On Feb. 17, Dr. Drew had the mother and stepfather of 17-year old Matthew Morgan on his show. Morgan was sentenced to 15 years in prison for arson and the murder of his 14-month-old half-brother. Morgan confessed to starting a fire in the family home, causing it to go up in flames, and his baby brother was killed.
Because Morgan was diagnosed with autism, Dr. Drew and his guests questioned the decision of the parents to leave Morgan alone with his baby brother. A severely autistic teen should not be babysitting. The answers that the parents gave threw the panel, but the writer of this column will attempt to decipher what the parents were trying to convey on the show. They thought Matthew Morgan was able to watch a baby because of dueling clinicians.
The parents explained that Morgan was diagnosed with autism when DSM-IV was still in effect. The DSM (Diagnostic and Statistical Manual of Mental Disorders) is a bible of psychiatric diagnoses, but it gets updated now and again. Currently. mental health professionals diagnose psychiatric conditions, such as autism, by using DSM-V. This updated DSM came into effect in 2013. Under the DSM-V criteria, Matthew Morgan no longer qualifies for the diagnosis of ASD (Autism Spectrum Disorder).
A guest on the panel challenged the parents and insisted that Morgan qualified for regional support (a caregiver), because he was diagnosed with autism. In defense of the parents, it clearly states on California’s Dept. of Developmental Services website that it is at the discretion of the regional centers to decide who is developmentally disabled and who qualifies for supports (two separate things). It point blank states: “Eligibility is established through diagnosis and assessment performed by regional centers.”
According to Morgan’s parents, they did take him to be evaluated at a regional center. Whoever evaluated him at the center determined he is not autistic by current medical standards. He was determined to have “autistic tendencies,” but he was not impaired enough to qualify for a diagnosis of ASD,

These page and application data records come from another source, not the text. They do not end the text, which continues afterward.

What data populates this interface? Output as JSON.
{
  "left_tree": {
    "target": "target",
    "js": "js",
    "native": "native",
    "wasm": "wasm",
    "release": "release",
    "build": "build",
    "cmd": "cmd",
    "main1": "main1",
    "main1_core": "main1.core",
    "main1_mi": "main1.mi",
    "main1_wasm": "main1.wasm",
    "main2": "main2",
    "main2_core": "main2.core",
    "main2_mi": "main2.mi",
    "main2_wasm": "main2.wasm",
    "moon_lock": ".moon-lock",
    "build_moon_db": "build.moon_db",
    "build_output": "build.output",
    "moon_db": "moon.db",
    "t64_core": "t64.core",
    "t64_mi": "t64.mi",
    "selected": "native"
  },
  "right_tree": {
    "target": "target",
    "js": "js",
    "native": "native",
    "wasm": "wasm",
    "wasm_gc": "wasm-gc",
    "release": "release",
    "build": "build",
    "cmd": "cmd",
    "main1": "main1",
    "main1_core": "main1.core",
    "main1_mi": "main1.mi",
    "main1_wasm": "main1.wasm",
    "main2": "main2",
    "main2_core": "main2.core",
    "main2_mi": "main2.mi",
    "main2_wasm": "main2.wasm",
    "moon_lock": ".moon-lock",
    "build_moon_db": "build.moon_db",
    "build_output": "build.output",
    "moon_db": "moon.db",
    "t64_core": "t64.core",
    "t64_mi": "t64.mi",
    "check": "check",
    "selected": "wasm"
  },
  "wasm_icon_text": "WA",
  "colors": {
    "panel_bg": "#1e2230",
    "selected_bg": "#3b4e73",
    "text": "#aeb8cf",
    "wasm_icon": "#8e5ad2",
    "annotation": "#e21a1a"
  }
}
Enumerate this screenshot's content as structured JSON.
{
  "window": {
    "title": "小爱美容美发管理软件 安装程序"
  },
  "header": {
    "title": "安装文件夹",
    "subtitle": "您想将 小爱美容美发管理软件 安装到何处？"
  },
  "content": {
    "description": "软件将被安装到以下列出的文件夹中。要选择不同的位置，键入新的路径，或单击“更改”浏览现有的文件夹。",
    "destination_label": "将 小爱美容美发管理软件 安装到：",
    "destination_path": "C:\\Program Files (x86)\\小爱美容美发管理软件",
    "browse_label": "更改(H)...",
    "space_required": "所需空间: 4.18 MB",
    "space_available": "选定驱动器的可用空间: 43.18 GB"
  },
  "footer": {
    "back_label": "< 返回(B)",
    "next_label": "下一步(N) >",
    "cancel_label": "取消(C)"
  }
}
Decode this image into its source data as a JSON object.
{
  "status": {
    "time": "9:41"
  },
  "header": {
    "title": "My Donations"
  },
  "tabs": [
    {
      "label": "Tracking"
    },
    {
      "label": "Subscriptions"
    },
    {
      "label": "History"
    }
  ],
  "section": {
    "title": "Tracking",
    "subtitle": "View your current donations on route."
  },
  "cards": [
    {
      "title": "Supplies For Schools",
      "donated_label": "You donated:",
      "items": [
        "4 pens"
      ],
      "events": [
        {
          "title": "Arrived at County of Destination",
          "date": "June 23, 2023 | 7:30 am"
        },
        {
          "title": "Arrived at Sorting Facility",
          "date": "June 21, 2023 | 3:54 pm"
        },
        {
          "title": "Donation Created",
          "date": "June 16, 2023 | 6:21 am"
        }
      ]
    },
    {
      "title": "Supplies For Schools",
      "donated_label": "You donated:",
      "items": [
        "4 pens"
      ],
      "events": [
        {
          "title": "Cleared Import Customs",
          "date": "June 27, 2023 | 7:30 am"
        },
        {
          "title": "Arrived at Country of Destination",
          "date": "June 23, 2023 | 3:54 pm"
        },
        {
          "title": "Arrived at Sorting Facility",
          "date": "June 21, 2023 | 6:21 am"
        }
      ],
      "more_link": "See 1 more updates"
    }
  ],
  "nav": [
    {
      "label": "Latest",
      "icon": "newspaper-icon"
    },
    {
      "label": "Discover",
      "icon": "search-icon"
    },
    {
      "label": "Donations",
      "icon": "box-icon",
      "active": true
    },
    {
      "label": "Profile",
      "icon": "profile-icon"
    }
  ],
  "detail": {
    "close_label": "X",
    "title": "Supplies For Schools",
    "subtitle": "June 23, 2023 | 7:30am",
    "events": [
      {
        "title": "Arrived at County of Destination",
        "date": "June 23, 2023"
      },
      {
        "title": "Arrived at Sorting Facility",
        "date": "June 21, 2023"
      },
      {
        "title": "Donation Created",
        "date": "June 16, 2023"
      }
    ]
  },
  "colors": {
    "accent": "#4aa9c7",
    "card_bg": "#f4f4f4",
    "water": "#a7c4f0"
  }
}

Even if the regional center had determined that Morgan is autistic, that doesn’t mean he would have been able to access services. They have a “substantial disability” requirement as follows:
(l) (1) “Substantial disability” means the existence of significant functional limitations in three or more of the following areas of major life activity, as determined by a regional center, and as appropriate to the age of the person:
(B) Receptive and expressive language.
(F) Capacity for independent living.
(G) Economic self-sufficiency.
That means if Morgan were diagnosed autistic by the center, but they determined he was only disabled by two of the above listed problems, he would not have qualified for services.
This was a case of dueling clinicians wading through the grey areas of someone caught between two DSMs. Morgan was allowed to babysit, because the parents were told by a clinician at a regional center that he was a non-autistic kid. This contradicted the DSM-IV diagnosis that another clinician used to say Morgan was autistic and needed supports from the regional center. Who wouldn’t be confused by dueling clinicians firing at each other with old and new diagnostic standards?